Exercise details -
Filter the listing below, copying every line in which the word "Dabartinis" appears.

===== Data excerpts

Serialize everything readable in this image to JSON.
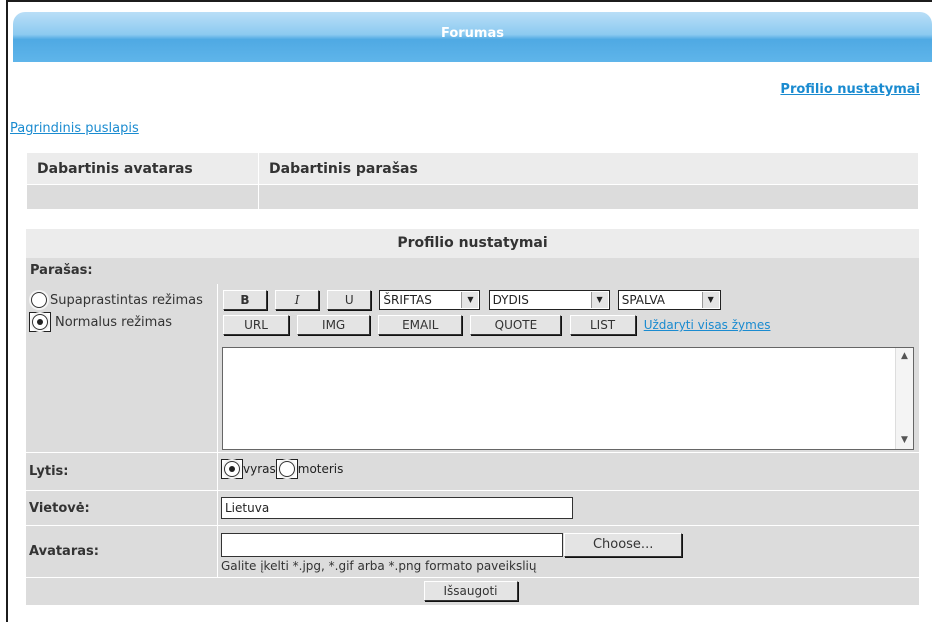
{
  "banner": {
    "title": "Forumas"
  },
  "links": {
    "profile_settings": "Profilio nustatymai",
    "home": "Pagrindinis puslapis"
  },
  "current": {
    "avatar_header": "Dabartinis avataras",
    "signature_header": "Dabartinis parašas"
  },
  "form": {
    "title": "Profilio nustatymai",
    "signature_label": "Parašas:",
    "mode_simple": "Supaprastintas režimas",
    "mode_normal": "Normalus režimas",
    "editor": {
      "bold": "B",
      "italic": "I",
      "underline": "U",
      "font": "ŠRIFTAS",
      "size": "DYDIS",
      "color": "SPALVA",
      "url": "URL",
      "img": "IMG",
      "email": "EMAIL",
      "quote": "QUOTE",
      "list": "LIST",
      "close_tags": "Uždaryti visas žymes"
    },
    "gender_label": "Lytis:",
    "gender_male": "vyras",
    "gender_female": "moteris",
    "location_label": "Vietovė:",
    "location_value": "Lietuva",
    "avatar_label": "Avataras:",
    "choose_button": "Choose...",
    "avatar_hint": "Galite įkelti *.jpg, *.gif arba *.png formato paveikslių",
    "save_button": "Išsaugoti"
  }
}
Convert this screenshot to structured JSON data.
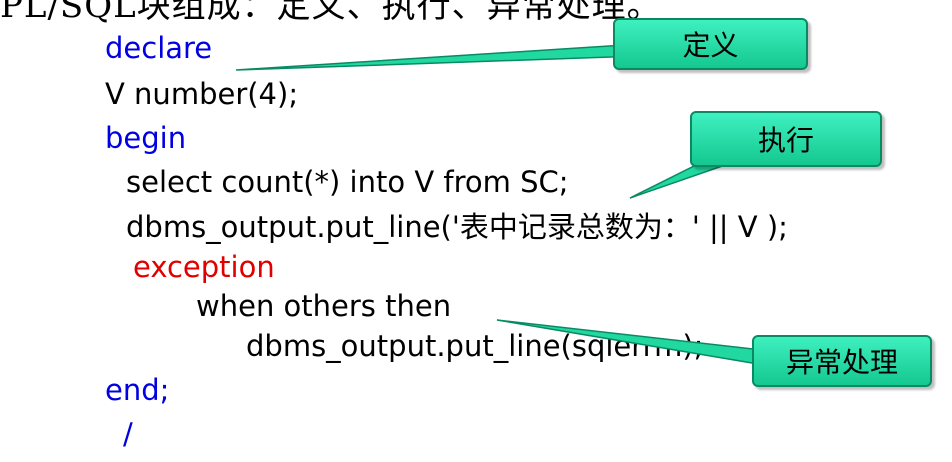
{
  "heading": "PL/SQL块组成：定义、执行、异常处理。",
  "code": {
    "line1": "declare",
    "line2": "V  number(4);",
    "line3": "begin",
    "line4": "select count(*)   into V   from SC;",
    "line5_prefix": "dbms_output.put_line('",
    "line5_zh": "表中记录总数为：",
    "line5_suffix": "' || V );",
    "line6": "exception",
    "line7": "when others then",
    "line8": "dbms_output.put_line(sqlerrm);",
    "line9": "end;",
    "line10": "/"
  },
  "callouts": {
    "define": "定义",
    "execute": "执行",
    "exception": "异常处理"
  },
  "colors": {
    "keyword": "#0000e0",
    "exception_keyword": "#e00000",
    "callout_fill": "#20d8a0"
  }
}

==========

The answer -
    "avatar_header": "Dabartinis avataras",
    "signature_header": "Dabartinis parašas"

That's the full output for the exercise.